##### Supplied material #####

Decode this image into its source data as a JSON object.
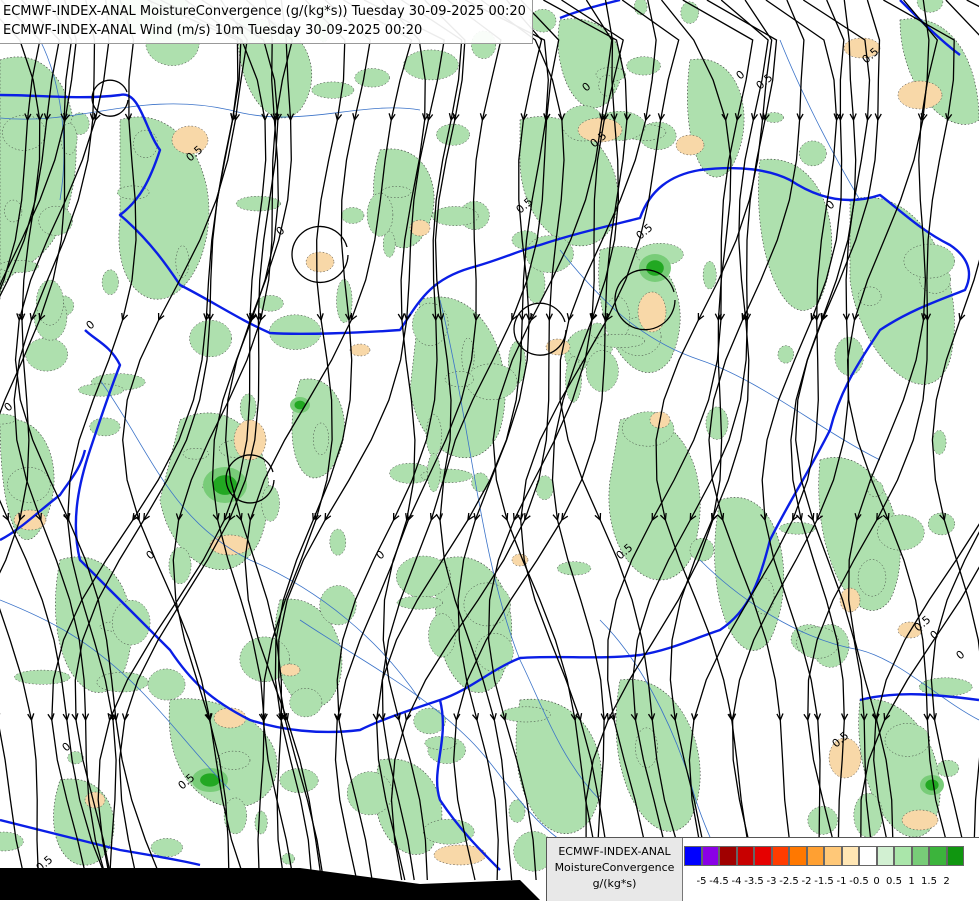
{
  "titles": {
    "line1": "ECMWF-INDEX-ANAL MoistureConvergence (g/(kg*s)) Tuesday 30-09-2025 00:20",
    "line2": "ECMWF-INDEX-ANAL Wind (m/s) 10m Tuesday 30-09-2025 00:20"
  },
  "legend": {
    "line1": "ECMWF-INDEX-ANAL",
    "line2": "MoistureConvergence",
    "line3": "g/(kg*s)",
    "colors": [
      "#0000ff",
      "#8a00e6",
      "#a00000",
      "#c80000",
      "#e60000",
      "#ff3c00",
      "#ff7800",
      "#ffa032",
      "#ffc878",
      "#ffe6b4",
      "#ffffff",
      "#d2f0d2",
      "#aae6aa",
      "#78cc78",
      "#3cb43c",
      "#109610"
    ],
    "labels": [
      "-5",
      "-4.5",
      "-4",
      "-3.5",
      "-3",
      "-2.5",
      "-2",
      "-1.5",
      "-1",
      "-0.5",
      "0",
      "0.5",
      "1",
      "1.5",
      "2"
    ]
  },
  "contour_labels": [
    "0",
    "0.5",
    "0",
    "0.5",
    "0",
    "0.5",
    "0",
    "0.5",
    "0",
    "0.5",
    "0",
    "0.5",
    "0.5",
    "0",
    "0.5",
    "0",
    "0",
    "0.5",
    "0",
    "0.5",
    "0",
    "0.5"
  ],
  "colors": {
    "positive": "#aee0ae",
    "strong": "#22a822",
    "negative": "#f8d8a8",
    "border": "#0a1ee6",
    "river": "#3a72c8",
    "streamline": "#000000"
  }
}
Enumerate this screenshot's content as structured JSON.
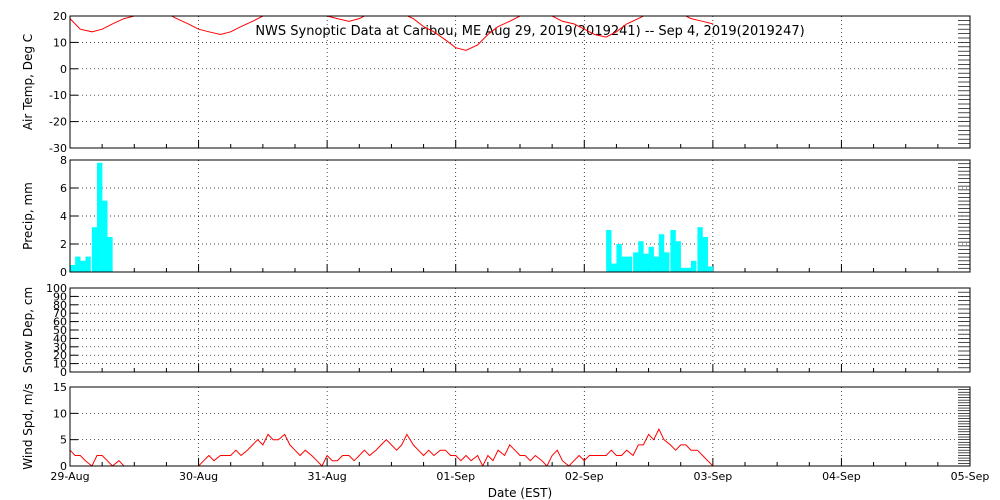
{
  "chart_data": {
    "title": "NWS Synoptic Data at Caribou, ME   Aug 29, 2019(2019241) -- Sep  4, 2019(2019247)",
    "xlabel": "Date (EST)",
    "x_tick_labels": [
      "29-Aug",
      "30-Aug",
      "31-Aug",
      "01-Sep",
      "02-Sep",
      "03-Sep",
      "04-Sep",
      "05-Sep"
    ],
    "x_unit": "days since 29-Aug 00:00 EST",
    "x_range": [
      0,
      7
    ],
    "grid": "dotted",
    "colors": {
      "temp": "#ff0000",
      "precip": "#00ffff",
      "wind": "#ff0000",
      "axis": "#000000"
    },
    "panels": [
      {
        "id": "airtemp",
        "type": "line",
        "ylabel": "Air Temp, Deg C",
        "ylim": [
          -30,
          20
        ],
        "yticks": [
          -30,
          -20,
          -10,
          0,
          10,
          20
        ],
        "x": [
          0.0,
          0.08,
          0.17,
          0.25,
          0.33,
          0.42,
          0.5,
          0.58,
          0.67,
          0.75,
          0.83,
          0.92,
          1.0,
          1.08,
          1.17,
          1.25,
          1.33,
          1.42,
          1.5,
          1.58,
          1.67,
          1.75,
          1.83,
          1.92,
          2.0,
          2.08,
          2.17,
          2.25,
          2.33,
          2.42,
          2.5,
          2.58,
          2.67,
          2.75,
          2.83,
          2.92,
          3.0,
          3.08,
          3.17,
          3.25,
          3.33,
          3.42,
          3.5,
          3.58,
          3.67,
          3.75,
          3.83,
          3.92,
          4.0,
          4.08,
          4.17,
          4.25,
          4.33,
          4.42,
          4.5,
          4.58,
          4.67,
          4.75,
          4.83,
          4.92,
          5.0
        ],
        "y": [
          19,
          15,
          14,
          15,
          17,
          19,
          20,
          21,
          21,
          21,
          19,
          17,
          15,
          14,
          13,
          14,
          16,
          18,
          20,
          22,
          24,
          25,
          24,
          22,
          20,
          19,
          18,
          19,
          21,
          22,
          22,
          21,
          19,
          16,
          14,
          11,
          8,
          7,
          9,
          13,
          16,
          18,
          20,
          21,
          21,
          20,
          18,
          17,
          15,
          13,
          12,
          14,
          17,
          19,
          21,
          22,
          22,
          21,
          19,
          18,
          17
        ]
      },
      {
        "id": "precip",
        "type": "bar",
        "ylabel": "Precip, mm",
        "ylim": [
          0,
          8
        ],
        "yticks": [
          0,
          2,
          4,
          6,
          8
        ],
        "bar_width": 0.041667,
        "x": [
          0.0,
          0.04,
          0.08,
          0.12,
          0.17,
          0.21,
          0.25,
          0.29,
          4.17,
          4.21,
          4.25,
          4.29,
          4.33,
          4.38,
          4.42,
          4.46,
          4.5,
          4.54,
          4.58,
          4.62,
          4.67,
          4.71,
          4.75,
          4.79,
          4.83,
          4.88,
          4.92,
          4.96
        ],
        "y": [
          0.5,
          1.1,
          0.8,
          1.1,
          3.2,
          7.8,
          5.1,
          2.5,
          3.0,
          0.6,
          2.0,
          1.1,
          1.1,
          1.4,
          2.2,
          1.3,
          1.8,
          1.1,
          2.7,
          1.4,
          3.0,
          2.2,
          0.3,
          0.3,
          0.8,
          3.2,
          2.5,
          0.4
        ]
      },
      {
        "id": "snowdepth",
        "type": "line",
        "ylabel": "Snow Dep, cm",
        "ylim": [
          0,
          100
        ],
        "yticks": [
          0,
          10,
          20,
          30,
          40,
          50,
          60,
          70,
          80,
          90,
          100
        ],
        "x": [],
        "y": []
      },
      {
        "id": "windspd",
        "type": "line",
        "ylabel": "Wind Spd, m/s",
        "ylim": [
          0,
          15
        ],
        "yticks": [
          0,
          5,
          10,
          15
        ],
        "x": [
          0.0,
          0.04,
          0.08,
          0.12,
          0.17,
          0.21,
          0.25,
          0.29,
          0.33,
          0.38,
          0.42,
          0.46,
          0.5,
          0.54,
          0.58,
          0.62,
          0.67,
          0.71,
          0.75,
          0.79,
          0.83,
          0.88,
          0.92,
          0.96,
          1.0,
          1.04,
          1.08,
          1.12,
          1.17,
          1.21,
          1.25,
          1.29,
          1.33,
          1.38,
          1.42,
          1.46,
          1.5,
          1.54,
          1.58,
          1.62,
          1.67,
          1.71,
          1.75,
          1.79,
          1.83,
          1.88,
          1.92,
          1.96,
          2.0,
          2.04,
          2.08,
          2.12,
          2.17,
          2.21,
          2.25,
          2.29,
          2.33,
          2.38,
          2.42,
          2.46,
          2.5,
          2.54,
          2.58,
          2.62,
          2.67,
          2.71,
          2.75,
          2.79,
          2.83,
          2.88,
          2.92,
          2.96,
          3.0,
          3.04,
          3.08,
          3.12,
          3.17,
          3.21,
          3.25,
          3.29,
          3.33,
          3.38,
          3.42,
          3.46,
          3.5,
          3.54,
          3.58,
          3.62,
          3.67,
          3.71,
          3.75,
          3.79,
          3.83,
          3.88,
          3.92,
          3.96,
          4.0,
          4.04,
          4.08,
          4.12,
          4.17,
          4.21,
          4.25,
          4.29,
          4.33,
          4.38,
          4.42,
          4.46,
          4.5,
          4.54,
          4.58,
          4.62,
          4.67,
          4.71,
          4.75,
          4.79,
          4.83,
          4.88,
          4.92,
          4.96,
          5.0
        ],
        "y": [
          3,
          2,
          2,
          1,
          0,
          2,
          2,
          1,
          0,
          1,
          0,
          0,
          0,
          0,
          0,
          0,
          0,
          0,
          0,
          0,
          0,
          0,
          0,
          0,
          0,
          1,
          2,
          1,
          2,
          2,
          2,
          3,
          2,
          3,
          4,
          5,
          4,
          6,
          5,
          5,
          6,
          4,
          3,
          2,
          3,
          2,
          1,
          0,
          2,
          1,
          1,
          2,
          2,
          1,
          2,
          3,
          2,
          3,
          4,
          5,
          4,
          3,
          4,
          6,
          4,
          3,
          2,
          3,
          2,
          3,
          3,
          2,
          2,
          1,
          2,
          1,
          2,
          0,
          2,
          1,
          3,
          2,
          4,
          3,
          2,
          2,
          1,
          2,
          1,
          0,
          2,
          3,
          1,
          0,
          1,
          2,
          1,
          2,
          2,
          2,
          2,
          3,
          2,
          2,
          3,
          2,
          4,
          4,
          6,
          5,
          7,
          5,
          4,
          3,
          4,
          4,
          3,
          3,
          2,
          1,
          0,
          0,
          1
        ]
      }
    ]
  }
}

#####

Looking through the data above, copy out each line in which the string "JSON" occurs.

Decode this image into its source data as a JSON object.
Enumerate this screenshot's content as structured JSON.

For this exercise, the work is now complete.